→ What to do
Each line from the line containing "Output a JSON" through the last line of the entries is to be reproduced exactly as it stands.

········

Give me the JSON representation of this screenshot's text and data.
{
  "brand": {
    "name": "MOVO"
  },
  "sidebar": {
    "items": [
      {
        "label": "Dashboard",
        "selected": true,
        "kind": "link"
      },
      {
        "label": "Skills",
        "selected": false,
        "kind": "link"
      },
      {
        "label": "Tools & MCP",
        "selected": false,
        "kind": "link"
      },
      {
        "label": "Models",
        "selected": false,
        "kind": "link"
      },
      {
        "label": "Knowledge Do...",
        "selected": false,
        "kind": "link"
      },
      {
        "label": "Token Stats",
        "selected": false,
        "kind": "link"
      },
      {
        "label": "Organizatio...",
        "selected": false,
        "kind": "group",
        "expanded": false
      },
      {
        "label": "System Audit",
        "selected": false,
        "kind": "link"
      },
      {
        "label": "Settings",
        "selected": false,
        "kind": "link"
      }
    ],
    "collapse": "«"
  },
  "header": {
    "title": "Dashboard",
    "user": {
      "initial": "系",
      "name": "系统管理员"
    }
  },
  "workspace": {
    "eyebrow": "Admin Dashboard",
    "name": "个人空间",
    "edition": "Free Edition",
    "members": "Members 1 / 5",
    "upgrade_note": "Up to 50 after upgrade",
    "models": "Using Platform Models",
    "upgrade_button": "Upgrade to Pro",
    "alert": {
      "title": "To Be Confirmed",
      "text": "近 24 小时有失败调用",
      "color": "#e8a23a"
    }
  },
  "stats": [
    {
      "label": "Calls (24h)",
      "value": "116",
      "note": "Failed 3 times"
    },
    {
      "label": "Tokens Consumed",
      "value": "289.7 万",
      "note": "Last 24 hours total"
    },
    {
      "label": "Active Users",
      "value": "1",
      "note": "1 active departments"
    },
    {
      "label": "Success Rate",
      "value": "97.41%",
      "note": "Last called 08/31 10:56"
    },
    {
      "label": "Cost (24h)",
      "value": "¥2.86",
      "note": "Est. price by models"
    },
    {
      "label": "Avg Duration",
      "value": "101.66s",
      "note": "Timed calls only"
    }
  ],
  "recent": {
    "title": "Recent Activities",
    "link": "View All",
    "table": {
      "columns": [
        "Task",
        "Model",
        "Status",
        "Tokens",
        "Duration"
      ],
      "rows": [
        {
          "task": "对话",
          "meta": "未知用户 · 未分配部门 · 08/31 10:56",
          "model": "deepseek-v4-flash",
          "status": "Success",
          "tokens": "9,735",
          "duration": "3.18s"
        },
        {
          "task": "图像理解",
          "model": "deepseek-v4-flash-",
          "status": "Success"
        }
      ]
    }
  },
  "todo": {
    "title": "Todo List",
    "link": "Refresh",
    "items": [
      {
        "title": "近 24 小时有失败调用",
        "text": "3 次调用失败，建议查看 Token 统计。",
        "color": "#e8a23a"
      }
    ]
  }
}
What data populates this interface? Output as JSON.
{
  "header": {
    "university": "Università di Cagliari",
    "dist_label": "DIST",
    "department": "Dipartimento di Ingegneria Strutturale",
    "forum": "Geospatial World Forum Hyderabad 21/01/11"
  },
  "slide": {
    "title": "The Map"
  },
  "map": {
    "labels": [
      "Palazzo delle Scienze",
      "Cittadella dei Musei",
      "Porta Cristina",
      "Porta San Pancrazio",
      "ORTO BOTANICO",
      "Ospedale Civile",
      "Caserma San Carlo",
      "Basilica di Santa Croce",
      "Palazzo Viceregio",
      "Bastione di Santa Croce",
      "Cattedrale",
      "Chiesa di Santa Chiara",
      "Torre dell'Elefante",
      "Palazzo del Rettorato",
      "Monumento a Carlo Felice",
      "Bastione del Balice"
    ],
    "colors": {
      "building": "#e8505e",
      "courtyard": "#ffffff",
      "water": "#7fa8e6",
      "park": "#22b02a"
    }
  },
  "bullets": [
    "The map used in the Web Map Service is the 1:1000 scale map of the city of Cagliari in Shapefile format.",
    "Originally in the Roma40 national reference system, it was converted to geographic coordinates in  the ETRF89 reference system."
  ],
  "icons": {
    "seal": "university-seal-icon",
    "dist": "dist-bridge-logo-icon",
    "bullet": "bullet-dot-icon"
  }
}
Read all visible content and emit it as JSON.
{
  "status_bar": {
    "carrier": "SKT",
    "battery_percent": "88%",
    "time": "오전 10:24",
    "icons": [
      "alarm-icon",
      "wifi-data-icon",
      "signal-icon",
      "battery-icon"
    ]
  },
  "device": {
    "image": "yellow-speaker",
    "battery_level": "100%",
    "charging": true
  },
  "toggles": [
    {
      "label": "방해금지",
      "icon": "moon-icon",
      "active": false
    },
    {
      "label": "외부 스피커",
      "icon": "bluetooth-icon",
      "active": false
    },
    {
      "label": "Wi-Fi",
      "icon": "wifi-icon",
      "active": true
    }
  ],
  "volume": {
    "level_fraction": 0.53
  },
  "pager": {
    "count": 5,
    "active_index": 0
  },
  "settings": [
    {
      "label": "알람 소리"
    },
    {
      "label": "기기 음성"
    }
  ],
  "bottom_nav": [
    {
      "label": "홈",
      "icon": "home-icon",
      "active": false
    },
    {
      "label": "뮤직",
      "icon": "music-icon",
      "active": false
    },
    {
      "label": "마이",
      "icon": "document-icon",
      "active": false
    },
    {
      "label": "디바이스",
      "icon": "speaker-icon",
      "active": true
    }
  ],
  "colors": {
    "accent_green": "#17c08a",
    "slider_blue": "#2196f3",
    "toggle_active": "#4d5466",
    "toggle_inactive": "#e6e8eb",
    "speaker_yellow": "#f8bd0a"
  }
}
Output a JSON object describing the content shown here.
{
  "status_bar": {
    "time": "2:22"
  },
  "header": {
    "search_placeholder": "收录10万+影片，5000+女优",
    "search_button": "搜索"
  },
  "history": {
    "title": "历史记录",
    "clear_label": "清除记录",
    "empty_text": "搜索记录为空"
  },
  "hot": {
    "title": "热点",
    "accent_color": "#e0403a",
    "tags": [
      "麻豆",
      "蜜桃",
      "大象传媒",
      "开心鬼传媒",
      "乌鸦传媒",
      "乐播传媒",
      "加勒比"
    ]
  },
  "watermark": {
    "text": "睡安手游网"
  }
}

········

→ Exercise result
Output a JSON object describing the content shown here.
{
  "status_bar": {
    "time": "2:22"
  },
  "header": {
    "search_placeholder": "收录10万+影片，5000+女优",
    "search_button": "搜索"
  },
  "history": {
    "title": "历史记录",
    "clear_label": "清除记录",
    "empty_text": "搜索记录为空"
  },
  "hot": {
    "title": "热点",
    "accent_color": "#e0403a",
    "tags": [
      "麻豆",
      "蜜桃",
      "大象传媒",
      "开心鬼传媒",
      "乌鸦传媒",
      "乐播传媒",
      "加勒比"
    ]
  },
  "watermark": {
    "text": "睡安手游网"
  }
}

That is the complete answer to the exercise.